**WHAT NEEDS TO BE DONE**
Please restate the listing word for word, omitting the images.

Segment Open

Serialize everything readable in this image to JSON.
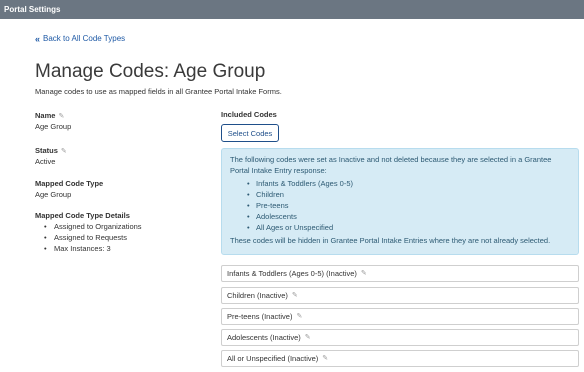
{
  "topbar": {
    "title": "Portal Settings"
  },
  "back_link": {
    "label": "Back to All Code Types"
  },
  "page": {
    "title": "Manage Codes: Age Group",
    "subtitle": "Manage codes to use as mapped fields in all Grantee Portal Intake Forms."
  },
  "fields": {
    "name": {
      "label": "Name",
      "value": "Age Group"
    },
    "status": {
      "label": "Status",
      "value": "Active"
    },
    "mapped_code_type": {
      "label": "Mapped Code Type",
      "value": "Age Group"
    },
    "mapped_details": {
      "label": "Mapped Code Type Details",
      "items": [
        "Assigned to Organizations",
        "Assigned to Requests",
        "Max Instances: 3"
      ]
    }
  },
  "included": {
    "label": "Included Codes",
    "select_button": "Select Codes",
    "alert": {
      "intro": "The following codes were set as Inactive and not deleted because they are selected in a Grantee Portal Intake Entry response:",
      "items": [
        "Infants & Toddlers (Ages 0-5)",
        "Children",
        "Pre-teens",
        "Adolescents",
        "All Ages or Unspecified"
      ],
      "footer": "These codes will be hidden in Grantee Portal Intake Entries where they are not already selected."
    },
    "codes": [
      "Infants & Toddlers (Ages 0-5) (Inactive)",
      "Children (Inactive)",
      "Pre-teens (Inactive)",
      "Adolescents (Inactive)",
      "All or Unspecified (Inactive)"
    ]
  },
  "icons": {
    "edit": "pencil-icon",
    "back": "double-chevron-left-icon"
  },
  "colors": {
    "topbar": "#6b7682",
    "link": "#1f5aa6",
    "alert_bg": "#d6ebf5",
    "alert_text": "#2d5a73"
  }
}
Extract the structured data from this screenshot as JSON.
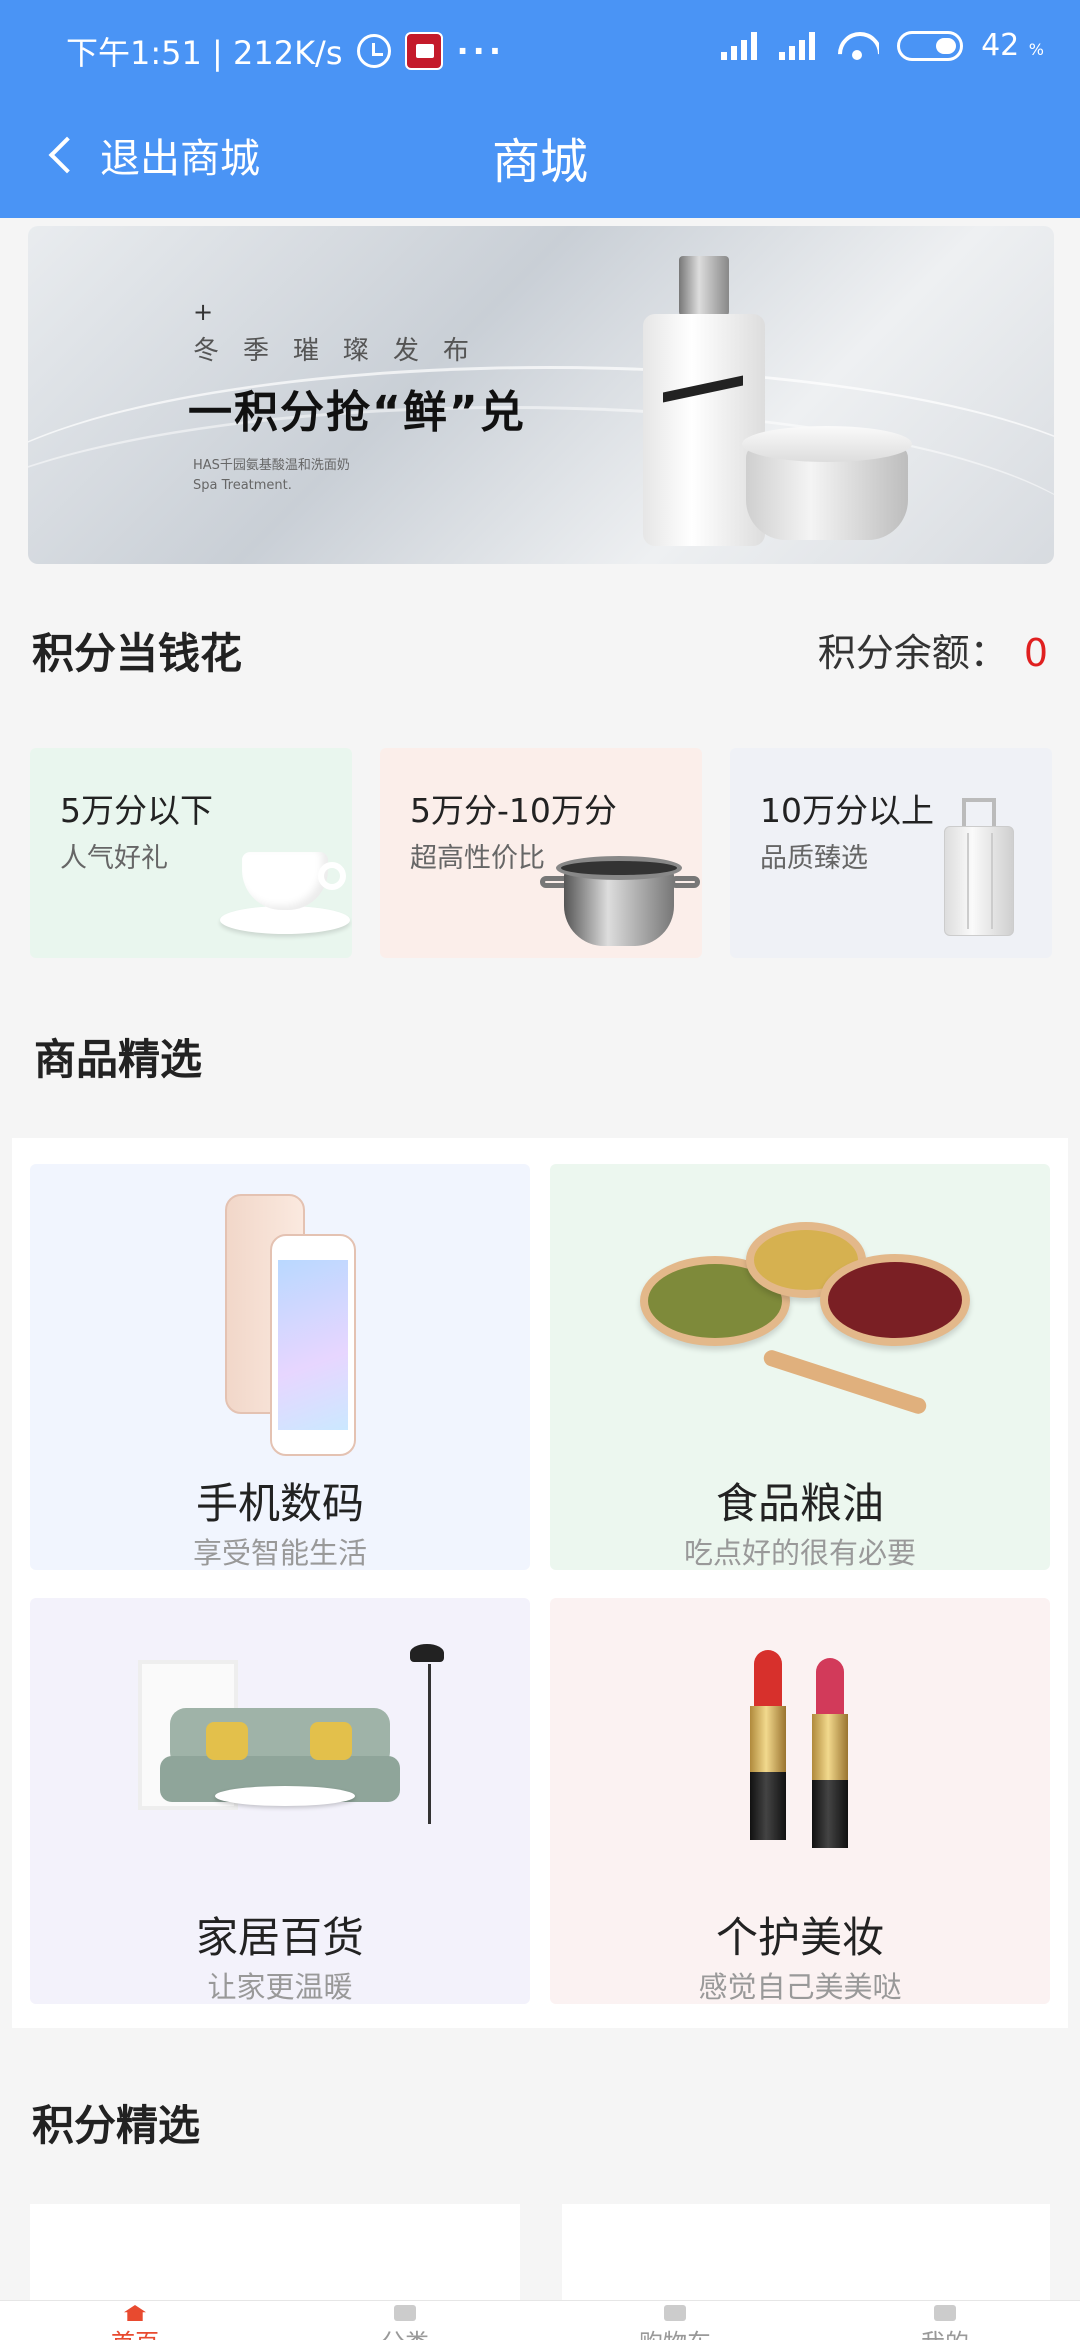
{
  "status_bar": {
    "time_speed": "下午1:51 | 212K/s",
    "more": "···",
    "battery": "42",
    "battery_unit": "%"
  },
  "header": {
    "back_label": "退出商城",
    "title": "商城"
  },
  "banner": {
    "plus": "+",
    "subtitle": "冬季璀璨发布",
    "headline": "一积分抢“鲜”兑",
    "small_line1": "HAS千园氨基酸温和洗面奶",
    "small_line2": "Spa Treatment."
  },
  "points_section": {
    "title": "积分当钱花",
    "balance_label": "积分余额：",
    "balance_value": "0",
    "tiers": [
      {
        "title": "5万分以下",
        "subtitle": "人气好礼",
        "bg": "#e9f6ee"
      },
      {
        "title": "5万分-10万分",
        "subtitle": "超高性价比",
        "bg": "#fbeeea"
      },
      {
        "title": "10万分以上",
        "subtitle": "品质臻选",
        "bg": "#eff1f6"
      }
    ]
  },
  "featured_section": {
    "title": "商品精选",
    "categories": [
      {
        "name": "手机数码",
        "desc": "享受智能生活",
        "bg": "#f1f5fe"
      },
      {
        "name": "食品粮油",
        "desc": "吃点好的很有必要",
        "bg": "#ecf7ef"
      },
      {
        "name": "家居百货",
        "desc": "让家更温暖",
        "bg": "#f3f2fb"
      },
      {
        "name": "个护美妆",
        "desc": "感觉自己美美哒",
        "bg": "#fbf2f2"
      }
    ]
  },
  "points_picks": {
    "title": "积分精选"
  },
  "bottom_nav": [
    {
      "label": "首页",
      "active": true
    },
    {
      "label": "分类",
      "active": false
    },
    {
      "label": "购物车",
      "active": false
    },
    {
      "label": "我的",
      "active": false
    }
  ],
  "colors": {
    "header_bg": "#4a94f5",
    "accent_red": "#e02020",
    "nav_active": "#e84a2f"
  }
}
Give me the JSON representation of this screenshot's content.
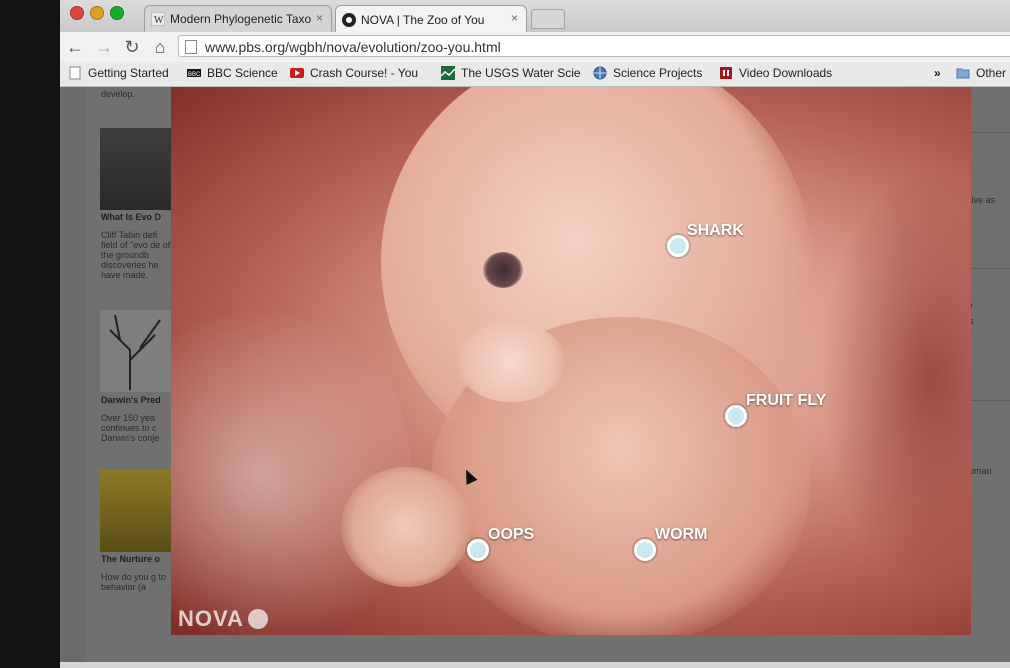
{
  "tabs": [
    {
      "label": "Modern Phylogenetic Taxo",
      "close": "×",
      "active": false
    },
    {
      "label": "NOVA | The Zoo of You",
      "close": "×",
      "active": true
    }
  ],
  "toolbar": {
    "back": "←",
    "forward": "→",
    "reload": "↻",
    "home": "⌂"
  },
  "address": {
    "url": "www.pbs.org/wgbh/nova/evolution/zoo-you.html"
  },
  "bookmarks": [
    {
      "label": "Getting Started",
      "icon": "page-icon"
    },
    {
      "label": "BBC Science",
      "icon": "bbc-icon"
    },
    {
      "label": "Crash Course! - You",
      "icon": "youtube-icon"
    },
    {
      "label": "The USGS Water Scie",
      "icon": "usgs-icon"
    },
    {
      "label": "Science Projects",
      "icon": "globe-icon"
    },
    {
      "label": "Video Downloads",
      "icon": "video-icon"
    }
  ],
  "bookmarks_overflow": "»",
  "other_bookmarks": "Other",
  "side_articles": [
    {
      "title": "",
      "text": "develop."
    },
    {
      "title": "What Is Evo D",
      "text": "Cliff Tabin defi field of \"evo de of the groundb discoveries he have made."
    },
    {
      "title": "Darwin's Pred",
      "text": "Over 150 yea continues to c Darwin's conje"
    },
    {
      "title": "The Nurture o",
      "text": "How do you g to behavior (a"
    }
  ],
  "right_snippets": [
    "ative as",
    "re",
    "as",
    "ur",
    "human"
  ],
  "hotspots": [
    {
      "label": "SHARK"
    },
    {
      "label": "FRUIT FLY"
    },
    {
      "label": "OOPS"
    },
    {
      "label": "WORM"
    }
  ],
  "logo": {
    "text": "NOVA"
  },
  "colors": {
    "hotspot_fill": "#c9e9f0",
    "hotspot_ring": "#ffffff",
    "video_dark": "#7e2a25"
  }
}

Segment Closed

**TASK RESPONSE**
Serialize everything readable in this image to JSON.
{
  "topbar": {
    "title": "Portal Settings"
  },
  "back_link": {
    "label": "Back to All Code Types"
  },
  "page": {
    "title": "Manage Codes: Age Group",
    "subtitle": "Manage codes to use as mapped fields in all Grantee Portal Intake Forms."
  },
  "fields": {
    "name": {
      "label": "Name",
      "value": "Age Group"
    },
    "status": {
      "label": "Status",
      "value": "Active"
    },
    "mapped_code_type": {
      "label": "Mapped Code Type",
      "value": "Age Group"
    },
    "mapped_details": {
      "label": "Mapped Code Type Details",
      "items": [
        "Assigned to Organizations",
        "Assigned to Requests",
        "Max Instances: 3"
      ]
    }
  },
  "included": {
    "label": "Included Codes",
    "select_button": "Select Codes",
    "alert": {
      "intro": "The following codes were set as Inactive and not deleted because they are selected in a Grantee Portal Intake Entry response:",
      "items": [
        "Infants & Toddlers (Ages 0-5)",
        "Children",
        "Pre-teens",
        "Adolescents",
        "All Ages or Unspecified"
      ],
      "footer": "These codes will be hidden in Grantee Portal Intake Entries where they are not already selected."
    },
    "codes": [
      "Infants & Toddlers (Ages 0-5) (Inactive)",
      "Children (Inactive)",
      "Pre-teens (Inactive)",
      "Adolescents (Inactive)",
      "All or Unspecified (Inactive)"
    ]
  },
  "icons": {
    "edit": "pencil-icon",
    "back": "double-chevron-left-icon"
  },
  "colors": {
    "topbar": "#6b7682",
    "link": "#1f5aa6",
    "alert_bg": "#d6ebf5",
    "alert_text": "#2d5a73"
  }
}
Extract the structured data from this screenshot as JSON.
{
  "status_bar": {
    "time_speed": "下午1:51 | 212K/s",
    "more": "···",
    "battery": "42",
    "battery_unit": "%"
  },
  "header": {
    "back_label": "退出商城",
    "title": "商城"
  },
  "banner": {
    "plus": "+",
    "subtitle": "冬季璀璨发布",
    "headline": "一积分抢“鲜”兑",
    "small_line1": "HAS千园氨基酸温和洗面奶",
    "small_line2": "Spa Treatment."
  },
  "points_section": {
    "title": "积分当钱花",
    "balance_label": "积分余额：",
    "balance_value": "0",
    "tiers": [
      {
        "title": "5万分以下",
        "subtitle": "人气好礼",
        "bg": "#e9f6ee"
      },
      {
        "title": "5万分-10万分",
        "subtitle": "超高性价比",
        "bg": "#fbeeea"
      },
      {
        "title": "10万分以上",
        "subtitle": "品质臻选",
        "bg": "#eff1f6"
      }
    ]
  },
  "featured_section": {
    "title": "商品精选",
    "categories": [
      {
        "name": "手机数码",
        "desc": "享受智能生活",
        "bg": "#f1f5fe"
      },
      {
        "name": "食品粮油",
        "desc": "吃点好的很有必要",
        "bg": "#ecf7ef"
      },
      {
        "name": "家居百货",
        "desc": "让家更温暖",
        "bg": "#f3f2fb"
      },
      {
        "name": "个护美妆",
        "desc": "感觉自己美美哒",
        "bg": "#fbf2f2"
      }
    ]
  },
  "points_picks": {
    "title": "积分精选"
  },
  "bottom_nav": [
    {
      "label": "首页",
      "active": true
    },
    {
      "label": "分类",
      "active": false
    },
    {
      "label": "购物车",
      "active": false
    },
    {
      "label": "我的",
      "active": false
    }
  ],
  "colors": {
    "header_bg": "#4a94f5",
    "accent_red": "#e02020",
    "nav_active": "#e84a2f"
  }
}
Give me the JSON representation of this screenshot's content.
{
  "tabs": [
    {
      "label": "Modern Phylogenetic Taxo",
      "close": "×",
      "active": false
    },
    {
      "label": "NOVA | The Zoo of You",
      "close": "×",
      "active": true
    }
  ],
  "toolbar": {
    "back": "←",
    "forward": "→",
    "reload": "↻",
    "home": "⌂"
  },
  "address": {
    "url": "www.pbs.org/wgbh/nova/evolution/zoo-you.html"
  },
  "bookmarks": [
    {
      "label": "Getting Started",
      "icon": "page-icon"
    },
    {
      "label": "BBC Science",
      "icon": "bbc-icon"
    },
    {
      "label": "Crash Course! - You",
      "icon": "youtube-icon"
    },
    {
      "label": "The USGS Water Scie",
      "icon": "usgs-icon"
    },
    {
      "label": "Science Projects",
      "icon": "globe-icon"
    },
    {
      "label": "Video Downloads",
      "icon": "video-icon"
    }
  ],
  "bookmarks_overflow": "»",
  "other_bookmarks": "Other",
  "side_articles": [
    {
      "title": "",
      "text": "develop."
    },
    {
      "title": "What Is Evo D",
      "text": "Cliff Tabin defi field of \"evo de of the groundb discoveries he have made."
    },
    {
      "title": "Darwin's Pred",
      "text": "Over 150 yea continues to c Darwin's conje"
    },
    {
      "title": "The Nurture o",
      "text": "How do you g to behavior (a"
    }
  ],
  "right_snippets": [
    "ative as",
    "re",
    "as",
    "ur",
    "human"
  ],
  "hotspots": [
    {
      "label": "SHARK"
    },
    {
      "label": "FRUIT FLY"
    },
    {
      "label": "OOPS"
    },
    {
      "label": "WORM"
    }
  ],
  "logo": {
    "text": "NOVA"
  },
  "colors": {
    "hotspot_fill": "#c9e9f0",
    "hotspot_ring": "#ffffff",
    "video_dark": "#7e2a25"
  }
}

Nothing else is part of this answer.